**TASK DIRECTIONS:** Output every record word for word.
▬▬▬▬▬▬
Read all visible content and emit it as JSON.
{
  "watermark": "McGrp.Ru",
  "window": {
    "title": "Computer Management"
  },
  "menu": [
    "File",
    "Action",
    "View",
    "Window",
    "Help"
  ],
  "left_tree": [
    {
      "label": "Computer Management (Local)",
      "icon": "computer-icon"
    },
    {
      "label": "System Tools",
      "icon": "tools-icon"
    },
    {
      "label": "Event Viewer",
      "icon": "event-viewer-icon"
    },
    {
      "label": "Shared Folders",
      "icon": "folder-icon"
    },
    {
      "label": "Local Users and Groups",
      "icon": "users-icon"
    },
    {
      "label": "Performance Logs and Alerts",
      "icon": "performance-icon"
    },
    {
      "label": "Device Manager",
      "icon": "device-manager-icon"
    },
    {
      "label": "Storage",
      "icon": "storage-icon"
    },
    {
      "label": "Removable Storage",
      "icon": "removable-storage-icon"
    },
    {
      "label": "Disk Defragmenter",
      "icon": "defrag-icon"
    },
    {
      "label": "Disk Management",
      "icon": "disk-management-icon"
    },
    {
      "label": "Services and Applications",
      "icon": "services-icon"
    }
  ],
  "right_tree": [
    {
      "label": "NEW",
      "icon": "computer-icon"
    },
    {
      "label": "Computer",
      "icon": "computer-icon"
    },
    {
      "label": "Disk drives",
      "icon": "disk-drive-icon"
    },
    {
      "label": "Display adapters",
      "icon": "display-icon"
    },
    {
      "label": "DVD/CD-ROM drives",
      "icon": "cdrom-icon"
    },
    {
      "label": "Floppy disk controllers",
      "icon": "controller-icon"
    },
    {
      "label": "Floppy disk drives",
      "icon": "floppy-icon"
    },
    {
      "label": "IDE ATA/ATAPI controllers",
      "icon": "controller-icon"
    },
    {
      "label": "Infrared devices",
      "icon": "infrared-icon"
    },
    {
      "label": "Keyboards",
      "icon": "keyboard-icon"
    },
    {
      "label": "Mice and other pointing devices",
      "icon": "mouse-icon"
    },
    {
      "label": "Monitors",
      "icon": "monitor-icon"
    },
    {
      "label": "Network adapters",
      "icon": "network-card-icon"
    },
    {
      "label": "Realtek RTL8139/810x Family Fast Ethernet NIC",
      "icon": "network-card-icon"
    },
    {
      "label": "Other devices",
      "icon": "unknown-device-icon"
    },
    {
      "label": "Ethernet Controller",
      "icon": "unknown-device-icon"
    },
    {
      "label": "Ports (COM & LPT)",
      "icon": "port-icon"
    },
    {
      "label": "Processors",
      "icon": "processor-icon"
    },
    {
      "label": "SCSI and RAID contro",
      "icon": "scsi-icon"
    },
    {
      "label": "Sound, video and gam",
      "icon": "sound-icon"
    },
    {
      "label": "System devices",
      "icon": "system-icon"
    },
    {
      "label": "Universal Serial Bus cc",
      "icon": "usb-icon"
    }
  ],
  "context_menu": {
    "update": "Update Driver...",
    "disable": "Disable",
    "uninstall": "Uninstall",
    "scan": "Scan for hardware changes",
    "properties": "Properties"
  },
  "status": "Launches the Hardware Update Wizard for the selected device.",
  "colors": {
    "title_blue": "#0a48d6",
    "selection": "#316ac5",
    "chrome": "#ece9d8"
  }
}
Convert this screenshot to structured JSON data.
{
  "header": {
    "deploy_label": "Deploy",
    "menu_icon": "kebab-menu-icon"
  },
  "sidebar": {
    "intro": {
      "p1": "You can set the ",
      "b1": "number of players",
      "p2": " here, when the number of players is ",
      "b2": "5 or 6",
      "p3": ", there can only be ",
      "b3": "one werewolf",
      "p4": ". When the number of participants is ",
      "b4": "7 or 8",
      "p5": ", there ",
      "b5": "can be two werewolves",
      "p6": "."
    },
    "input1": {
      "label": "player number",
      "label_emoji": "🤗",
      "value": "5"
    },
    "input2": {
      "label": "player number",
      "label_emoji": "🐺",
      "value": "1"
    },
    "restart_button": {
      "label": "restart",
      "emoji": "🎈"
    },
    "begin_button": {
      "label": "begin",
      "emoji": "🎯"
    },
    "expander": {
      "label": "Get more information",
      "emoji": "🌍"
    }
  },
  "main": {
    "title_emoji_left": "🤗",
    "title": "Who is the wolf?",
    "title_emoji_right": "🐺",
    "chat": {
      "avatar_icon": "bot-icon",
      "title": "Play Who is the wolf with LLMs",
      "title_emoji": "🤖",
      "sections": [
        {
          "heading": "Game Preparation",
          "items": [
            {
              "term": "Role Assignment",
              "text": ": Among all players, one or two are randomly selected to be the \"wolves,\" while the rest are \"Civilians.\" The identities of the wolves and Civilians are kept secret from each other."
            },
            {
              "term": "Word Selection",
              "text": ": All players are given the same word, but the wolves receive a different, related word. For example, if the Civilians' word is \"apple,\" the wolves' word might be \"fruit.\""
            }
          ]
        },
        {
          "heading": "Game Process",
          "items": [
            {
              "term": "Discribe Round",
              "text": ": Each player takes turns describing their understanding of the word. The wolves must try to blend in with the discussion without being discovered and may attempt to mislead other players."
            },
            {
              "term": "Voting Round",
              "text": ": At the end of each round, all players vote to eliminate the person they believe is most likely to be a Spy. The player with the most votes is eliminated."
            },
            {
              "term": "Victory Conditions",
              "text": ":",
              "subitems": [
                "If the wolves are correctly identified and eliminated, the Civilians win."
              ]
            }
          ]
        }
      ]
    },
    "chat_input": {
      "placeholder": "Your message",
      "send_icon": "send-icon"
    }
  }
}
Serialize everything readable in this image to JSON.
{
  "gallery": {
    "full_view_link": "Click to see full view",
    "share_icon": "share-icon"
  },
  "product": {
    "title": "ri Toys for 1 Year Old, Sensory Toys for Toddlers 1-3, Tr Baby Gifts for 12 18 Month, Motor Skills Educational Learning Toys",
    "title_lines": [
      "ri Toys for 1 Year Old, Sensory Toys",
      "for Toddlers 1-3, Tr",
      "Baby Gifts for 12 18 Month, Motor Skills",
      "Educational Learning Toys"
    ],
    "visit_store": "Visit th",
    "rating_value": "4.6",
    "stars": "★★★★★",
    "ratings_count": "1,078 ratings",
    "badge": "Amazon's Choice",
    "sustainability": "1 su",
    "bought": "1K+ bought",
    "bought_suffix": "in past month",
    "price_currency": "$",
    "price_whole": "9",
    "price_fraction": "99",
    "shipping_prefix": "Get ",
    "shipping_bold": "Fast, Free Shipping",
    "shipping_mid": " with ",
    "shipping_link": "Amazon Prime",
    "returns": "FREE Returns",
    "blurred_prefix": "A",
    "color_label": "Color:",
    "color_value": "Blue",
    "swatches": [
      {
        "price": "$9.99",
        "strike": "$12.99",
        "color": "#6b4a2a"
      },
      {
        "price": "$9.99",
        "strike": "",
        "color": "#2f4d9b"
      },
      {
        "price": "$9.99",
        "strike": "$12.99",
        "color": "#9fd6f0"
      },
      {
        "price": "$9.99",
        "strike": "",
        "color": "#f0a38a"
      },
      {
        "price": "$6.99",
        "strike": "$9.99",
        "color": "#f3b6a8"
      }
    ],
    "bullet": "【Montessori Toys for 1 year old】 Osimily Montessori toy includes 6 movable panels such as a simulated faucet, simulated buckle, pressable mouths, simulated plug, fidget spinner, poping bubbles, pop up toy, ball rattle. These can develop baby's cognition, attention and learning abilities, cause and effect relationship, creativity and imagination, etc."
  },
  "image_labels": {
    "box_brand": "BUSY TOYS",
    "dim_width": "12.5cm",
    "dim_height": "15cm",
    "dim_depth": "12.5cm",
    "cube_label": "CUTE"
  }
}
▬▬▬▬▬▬
**TASK RESPONSE:**
Read all visible content and emit it as JSON.
{
  "watermark": "McGrp.Ru",
  "window": {
    "title": "Computer Management"
  },
  "menu": [
    "File",
    "Action",
    "View",
    "Window",
    "Help"
  ],
  "left_tree": [
    {
      "label": "Computer Management (Local)",
      "icon": "computer-icon"
    },
    {
      "label": "System Tools",
      "icon": "tools-icon"
    },
    {
      "label": "Event Viewer",
      "icon": "event-viewer-icon"
    },
    {
      "label": "Shared Folders",
      "icon": "folder-icon"
    },
    {
      "label": "Local Users and Groups",
      "icon": "users-icon"
    },
    {
      "label": "Performance Logs and Alerts",
      "icon": "performance-icon"
    },
    {
      "label": "Device Manager",
      "icon": "device-manager-icon"
    },
    {
      "label": "Storage",
      "icon": "storage-icon"
    },
    {
      "label": "Removable Storage",
      "icon": "removable-storage-icon"
    },
    {
      "label": "Disk Defragmenter",
      "icon": "defrag-icon"
    },
    {
      "label": "Disk Management",
      "icon": "disk-management-icon"
    },
    {
      "label": "Services and Applications",
      "icon": "services-icon"
    }
  ],
  "right_tree": [
    {
      "label": "NEW",
      "icon": "computer-icon"
    },
    {
      "label": "Computer",
      "icon": "computer-icon"
    },
    {
      "label": "Disk drives",
      "icon": "disk-drive-icon"
    },
    {
      "label": "Display adapters",
      "icon": "display-icon"
    },
    {
      "label": "DVD/CD-ROM drives",
      "icon": "cdrom-icon"
    },
    {
      "label": "Floppy disk controllers",
      "icon": "controller-icon"
    },
    {
      "label": "Floppy disk drives",
      "icon": "floppy-icon"
    },
    {
      "label": "IDE ATA/ATAPI controllers",
      "icon": "controller-icon"
    },
    {
      "label": "Infrared devices",
      "icon": "infrared-icon"
    },
    {
      "label": "Keyboards",
      "icon": "keyboard-icon"
    },
    {
      "label": "Mice and other pointing devices",
      "icon": "mouse-icon"
    },
    {
      "label": "Monitors",
      "icon": "monitor-icon"
    },
    {
      "label": "Network adapters",
      "icon": "network-card-icon"
    },
    {
      "label": "Realtek RTL8139/810x Family Fast Ethernet NIC",
      "icon": "network-card-icon"
    },
    {
      "label": "Other devices",
      "icon": "unknown-device-icon"
    },
    {
      "label": "Ethernet Controller",
      "icon": "unknown-device-icon"
    },
    {
      "label": "Ports (COM & LPT)",
      "icon": "port-icon"
    },
    {
      "label": "Processors",
      "icon": "processor-icon"
    },
    {
      "label": "SCSI and RAID contro",
      "icon": "scsi-icon"
    },
    {
      "label": "Sound, video and gam",
      "icon": "sound-icon"
    },
    {
      "label": "System devices",
      "icon": "system-icon"
    },
    {
      "label": "Universal Serial Bus cc",
      "icon": "usb-icon"
    }
  ],
  "context_menu": {
    "update": "Update Driver...",
    "disable": "Disable",
    "uninstall": "Uninstall",
    "scan": "Scan for hardware changes",
    "properties": "Properties"
  },
  "status": "Launches the Hardware Update Wizard for the selected device.",
  "colors": {
    "title_blue": "#0a48d6",
    "selection": "#316ac5",
    "chrome": "#ece9d8"
  }
}
Convert this screenshot to structured JSON data.
{
  "header": {
    "deploy_label": "Deploy",
    "menu_icon": "kebab-menu-icon"
  },
  "sidebar": {
    "intro": {
      "p1": "You can set the ",
      "b1": "number of players",
      "p2": " here, when the number of players is ",
      "b2": "5 or 6",
      "p3": ", there can only be ",
      "b3": "one werewolf",
      "p4": ". When the number of participants is ",
      "b4": "7 or 8",
      "p5": ", there ",
      "b5": "can be two werewolves",
      "p6": "."
    },
    "input1": {
      "label": "player number",
      "label_emoji": "🤗",
      "value": "5"
    },
    "input2": {
      "label": "player number",
      "label_emoji": "🐺",
      "value": "1"
    },
    "restart_button": {
      "label": "restart",
      "emoji": "🎈"
    },
    "begin_button": {
      "label": "begin",
      "emoji": "🎯"
    },
    "expander": {
      "label": "Get more information",
      "emoji": "🌍"
    }
  },
  "main": {
    "title_emoji_left": "🤗",
    "title": "Who is the wolf?",
    "title_emoji_right": "🐺",
    "chat": {
      "avatar_icon": "bot-icon",
      "title": "Play Who is the wolf with LLMs",
      "title_emoji": "🤖",
      "sections": [
        {
          "heading": "Game Preparation",
          "items": [
            {
              "term": "Role Assignment",
              "text": ": Among all players, one or two are randomly selected to be the \"wolves,\" while the rest are \"Civilians.\" The identities of the wolves and Civilians are kept secret from each other."
            },
            {
              "term": "Word Selection",
              "text": ": All players are given the same word, but the wolves receive a different, related word. For example, if the Civilians' word is \"apple,\" the wolves' word might be \"fruit.\""
            }
          ]
        },
        {
          "heading": "Game Process",
          "items": [
            {
              "term": "Discribe Round",
              "text": ": Each player takes turns describing their understanding of the word. The wolves must try to blend in with the discussion without being discovered and may attempt to mislead other players."
            },
            {
              "term": "Voting Round",
              "text": ": At the end of each round, all players vote to eliminate the person they believe is most likely to be a Spy. The player with the most votes is eliminated."
            },
            {
              "term": "Victory Conditions",
              "text": ":",
              "subitems": [
                "If the wolves are correctly identified and eliminated, the Civilians win."
              ]
            }
          ]
        }
      ]
    },
    "chat_input": {
      "placeholder": "Your message",
      "send_icon": "send-icon"
    }
  }
}
Serialize everything readable in this image to JSON.
{
  "gallery": {
    "full_view_link": "Click to see full view",
    "share_icon": "share-icon"
  },
  "product": {
    "title": "ri Toys for 1 Year Old, Sensory Toys for Toddlers 1-3, Tr Baby Gifts for 12 18 Month, Motor Skills Educational Learning Toys",
    "title_lines": [
      "ri Toys for 1 Year Old, Sensory Toys",
      "for Toddlers 1-3, Tr",
      "Baby Gifts for 12 18 Month, Motor Skills",
      "Educational Learning Toys"
    ],
    "visit_store": "Visit th",
    "rating_value": "4.6",
    "stars": "★★★★★",
    "ratings_count": "1,078 ratings",
    "badge": "Amazon's Choice",
    "sustainability": "1 su",
    "bought": "1K+ bought",
    "bought_suffix": "in past month",
    "price_currency": "$",
    "price_whole": "9",
    "price_fraction": "99",
    "shipping_prefix": "Get ",
    "shipping_bold": "Fast, Free Shipping",
    "shipping_mid": " with ",
    "shipping_link": "Amazon Prime",
    "returns": "FREE Returns",
    "blurred_prefix": "A",
    "color_label": "Color:",
    "color_value": "Blue",
    "swatches": [
      {
        "price": "$9.99",
        "strike": "$12.99",
        "color": "#6b4a2a"
      },
      {
        "price": "$9.99",
        "strike": "",
        "color": "#2f4d9b"
      },
      {
        "price": "$9.99",
        "strike": "$12.99",
        "color": "#9fd6f0"
      },
      {
        "price": "$9.99",
        "strike": "",
        "color": "#f0a38a"
      },
      {
        "price": "$6.99",
        "strike": "$9.99",
        "color": "#f3b6a8"
      }
    ],
    "bullet": "【Montessori Toys for 1 year old】 Osimily Montessori toy includes 6 movable panels such as a simulated faucet, simulated buckle, pressable mouths, simulated plug, fidget spinner, poping bubbles, pop up toy, ball rattle. These can develop baby's cognition, attention and learning abilities, cause and effect relationship, creativity and imagination, etc."
  },
  "image_labels": {
    "box_brand": "BUSY TOYS",
    "dim_width": "12.5cm",
    "dim_height": "15cm",
    "dim_depth": "12.5cm",
    "cube_label": "CUTE"
  }
}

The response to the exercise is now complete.